INFORMATION GIVEN:
##############################
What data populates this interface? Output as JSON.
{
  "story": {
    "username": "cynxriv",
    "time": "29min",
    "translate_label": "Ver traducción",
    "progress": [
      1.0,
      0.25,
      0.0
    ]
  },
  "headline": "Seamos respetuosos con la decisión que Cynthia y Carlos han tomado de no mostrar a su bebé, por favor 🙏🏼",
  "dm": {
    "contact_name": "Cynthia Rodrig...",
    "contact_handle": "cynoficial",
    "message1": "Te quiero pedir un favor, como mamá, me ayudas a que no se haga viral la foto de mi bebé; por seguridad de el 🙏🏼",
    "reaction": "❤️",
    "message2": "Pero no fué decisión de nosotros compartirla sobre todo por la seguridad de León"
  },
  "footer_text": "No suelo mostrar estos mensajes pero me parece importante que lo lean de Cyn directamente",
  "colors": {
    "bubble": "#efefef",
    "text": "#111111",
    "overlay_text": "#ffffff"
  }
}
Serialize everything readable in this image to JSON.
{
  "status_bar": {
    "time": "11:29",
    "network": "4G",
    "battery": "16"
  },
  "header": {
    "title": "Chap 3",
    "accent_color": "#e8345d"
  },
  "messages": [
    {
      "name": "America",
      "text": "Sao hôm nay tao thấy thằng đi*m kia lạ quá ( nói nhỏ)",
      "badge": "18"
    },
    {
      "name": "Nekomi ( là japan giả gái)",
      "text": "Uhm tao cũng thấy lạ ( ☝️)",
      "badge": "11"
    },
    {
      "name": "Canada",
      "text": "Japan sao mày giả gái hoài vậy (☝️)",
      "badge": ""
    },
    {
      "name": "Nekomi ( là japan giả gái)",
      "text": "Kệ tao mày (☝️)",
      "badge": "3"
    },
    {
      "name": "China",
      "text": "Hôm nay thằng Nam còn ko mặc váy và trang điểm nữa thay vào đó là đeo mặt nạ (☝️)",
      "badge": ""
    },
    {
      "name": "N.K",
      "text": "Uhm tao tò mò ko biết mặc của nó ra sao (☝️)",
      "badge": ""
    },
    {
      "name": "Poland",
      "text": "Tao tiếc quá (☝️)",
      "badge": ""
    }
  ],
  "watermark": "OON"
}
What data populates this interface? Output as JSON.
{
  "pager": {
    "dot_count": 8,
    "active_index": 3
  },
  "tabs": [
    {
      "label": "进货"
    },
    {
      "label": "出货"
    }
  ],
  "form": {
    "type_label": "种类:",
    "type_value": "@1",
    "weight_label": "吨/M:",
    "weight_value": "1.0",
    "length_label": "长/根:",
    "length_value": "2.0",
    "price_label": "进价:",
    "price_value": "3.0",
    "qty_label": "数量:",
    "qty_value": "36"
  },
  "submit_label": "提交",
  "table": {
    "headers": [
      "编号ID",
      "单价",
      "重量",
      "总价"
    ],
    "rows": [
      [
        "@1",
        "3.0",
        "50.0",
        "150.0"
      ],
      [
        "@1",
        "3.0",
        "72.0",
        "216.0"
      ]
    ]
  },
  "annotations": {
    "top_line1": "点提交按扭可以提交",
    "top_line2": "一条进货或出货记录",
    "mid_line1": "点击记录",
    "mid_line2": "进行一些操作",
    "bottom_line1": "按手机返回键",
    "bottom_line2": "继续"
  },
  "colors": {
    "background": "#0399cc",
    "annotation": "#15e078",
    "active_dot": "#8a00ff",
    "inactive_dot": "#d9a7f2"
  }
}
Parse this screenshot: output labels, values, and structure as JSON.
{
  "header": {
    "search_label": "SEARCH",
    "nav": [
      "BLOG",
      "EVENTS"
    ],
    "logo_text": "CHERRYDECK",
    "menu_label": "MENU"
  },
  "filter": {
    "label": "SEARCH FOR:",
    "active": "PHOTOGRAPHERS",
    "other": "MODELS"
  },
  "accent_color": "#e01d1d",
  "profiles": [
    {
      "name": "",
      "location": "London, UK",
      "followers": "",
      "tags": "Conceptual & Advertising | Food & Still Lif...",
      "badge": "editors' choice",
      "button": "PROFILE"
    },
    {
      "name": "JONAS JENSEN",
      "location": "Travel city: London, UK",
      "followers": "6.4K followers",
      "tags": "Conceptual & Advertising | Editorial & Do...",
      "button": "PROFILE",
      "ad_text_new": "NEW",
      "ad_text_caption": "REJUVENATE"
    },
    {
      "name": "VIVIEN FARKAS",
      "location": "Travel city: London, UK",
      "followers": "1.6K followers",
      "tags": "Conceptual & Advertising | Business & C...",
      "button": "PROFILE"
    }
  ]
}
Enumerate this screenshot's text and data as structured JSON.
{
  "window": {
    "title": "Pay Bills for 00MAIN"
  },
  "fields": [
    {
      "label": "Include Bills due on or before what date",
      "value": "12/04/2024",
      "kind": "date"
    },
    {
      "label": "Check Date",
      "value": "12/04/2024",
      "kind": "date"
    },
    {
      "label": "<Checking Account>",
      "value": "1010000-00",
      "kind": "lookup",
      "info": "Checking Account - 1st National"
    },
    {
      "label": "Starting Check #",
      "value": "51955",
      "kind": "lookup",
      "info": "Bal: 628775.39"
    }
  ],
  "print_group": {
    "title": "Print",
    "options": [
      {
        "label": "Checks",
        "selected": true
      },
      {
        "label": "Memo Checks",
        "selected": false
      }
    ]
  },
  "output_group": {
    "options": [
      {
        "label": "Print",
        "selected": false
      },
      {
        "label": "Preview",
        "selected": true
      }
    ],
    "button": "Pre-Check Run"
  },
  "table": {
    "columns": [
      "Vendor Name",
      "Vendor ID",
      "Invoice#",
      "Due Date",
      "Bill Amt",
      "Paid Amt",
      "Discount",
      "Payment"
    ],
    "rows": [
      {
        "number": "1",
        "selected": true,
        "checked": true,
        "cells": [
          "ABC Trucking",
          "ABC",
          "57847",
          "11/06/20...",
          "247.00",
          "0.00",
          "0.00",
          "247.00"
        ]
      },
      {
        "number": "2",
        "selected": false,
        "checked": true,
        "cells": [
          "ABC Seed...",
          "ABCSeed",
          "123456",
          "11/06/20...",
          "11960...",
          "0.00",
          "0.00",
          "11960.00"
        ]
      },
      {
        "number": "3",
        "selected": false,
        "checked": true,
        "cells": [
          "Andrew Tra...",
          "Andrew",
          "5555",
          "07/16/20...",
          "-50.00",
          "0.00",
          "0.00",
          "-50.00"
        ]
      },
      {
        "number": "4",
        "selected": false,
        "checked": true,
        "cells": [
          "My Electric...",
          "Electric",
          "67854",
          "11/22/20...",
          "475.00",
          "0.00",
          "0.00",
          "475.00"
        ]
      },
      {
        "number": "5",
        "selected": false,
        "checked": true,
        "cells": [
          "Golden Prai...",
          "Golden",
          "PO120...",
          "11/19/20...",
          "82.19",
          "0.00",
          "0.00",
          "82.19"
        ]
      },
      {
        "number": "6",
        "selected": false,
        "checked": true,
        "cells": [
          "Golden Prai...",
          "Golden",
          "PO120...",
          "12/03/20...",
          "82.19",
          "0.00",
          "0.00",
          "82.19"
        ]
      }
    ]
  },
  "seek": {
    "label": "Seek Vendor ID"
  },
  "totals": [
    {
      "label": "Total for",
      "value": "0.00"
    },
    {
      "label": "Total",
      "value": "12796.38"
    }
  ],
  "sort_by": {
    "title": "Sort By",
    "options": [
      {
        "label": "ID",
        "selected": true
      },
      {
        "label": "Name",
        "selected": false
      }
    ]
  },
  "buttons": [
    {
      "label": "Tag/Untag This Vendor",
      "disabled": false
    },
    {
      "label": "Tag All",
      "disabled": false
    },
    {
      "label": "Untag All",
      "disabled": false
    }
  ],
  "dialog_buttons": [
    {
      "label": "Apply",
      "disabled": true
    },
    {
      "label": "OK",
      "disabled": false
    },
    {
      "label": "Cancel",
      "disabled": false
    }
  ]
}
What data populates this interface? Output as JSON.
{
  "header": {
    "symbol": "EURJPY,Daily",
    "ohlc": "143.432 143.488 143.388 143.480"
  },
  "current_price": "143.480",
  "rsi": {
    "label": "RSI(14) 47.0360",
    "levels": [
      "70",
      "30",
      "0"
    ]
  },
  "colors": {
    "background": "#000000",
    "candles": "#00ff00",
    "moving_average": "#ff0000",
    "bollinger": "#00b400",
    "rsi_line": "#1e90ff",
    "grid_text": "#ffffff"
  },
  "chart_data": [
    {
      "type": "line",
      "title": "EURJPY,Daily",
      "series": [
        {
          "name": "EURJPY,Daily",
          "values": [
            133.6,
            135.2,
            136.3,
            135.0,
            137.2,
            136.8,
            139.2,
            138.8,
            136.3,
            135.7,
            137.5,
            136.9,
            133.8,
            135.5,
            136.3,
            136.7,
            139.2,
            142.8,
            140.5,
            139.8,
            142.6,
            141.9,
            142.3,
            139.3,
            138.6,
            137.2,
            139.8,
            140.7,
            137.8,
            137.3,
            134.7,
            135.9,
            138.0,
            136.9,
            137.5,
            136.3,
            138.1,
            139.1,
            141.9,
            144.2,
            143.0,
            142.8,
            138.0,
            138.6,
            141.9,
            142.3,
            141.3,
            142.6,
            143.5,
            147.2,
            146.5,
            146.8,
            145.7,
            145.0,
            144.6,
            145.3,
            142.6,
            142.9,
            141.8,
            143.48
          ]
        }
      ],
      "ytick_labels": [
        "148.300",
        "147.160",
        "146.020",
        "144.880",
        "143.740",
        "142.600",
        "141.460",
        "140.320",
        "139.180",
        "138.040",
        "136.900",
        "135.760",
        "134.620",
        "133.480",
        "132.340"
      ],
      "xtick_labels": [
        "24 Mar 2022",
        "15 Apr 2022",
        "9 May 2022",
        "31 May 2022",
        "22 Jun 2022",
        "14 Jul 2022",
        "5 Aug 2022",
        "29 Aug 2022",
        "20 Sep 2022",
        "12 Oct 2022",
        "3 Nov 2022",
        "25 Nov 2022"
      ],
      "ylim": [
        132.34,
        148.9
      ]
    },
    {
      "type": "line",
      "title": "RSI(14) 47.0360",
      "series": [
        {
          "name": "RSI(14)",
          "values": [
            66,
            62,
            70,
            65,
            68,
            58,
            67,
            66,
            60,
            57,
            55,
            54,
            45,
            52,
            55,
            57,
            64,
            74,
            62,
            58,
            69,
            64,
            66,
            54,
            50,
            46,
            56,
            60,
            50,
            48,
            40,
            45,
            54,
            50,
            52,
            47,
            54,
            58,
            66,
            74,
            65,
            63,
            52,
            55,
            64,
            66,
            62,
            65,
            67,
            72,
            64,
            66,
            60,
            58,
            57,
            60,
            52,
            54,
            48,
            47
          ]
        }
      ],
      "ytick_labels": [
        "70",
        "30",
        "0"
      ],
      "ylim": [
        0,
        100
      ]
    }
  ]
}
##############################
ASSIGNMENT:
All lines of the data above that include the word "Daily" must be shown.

COMPLETED TASK:
    "symbol": "EURJPY,Daily",
      "title": "EURJPY,Daily",
          "name": "EURJPY,Daily",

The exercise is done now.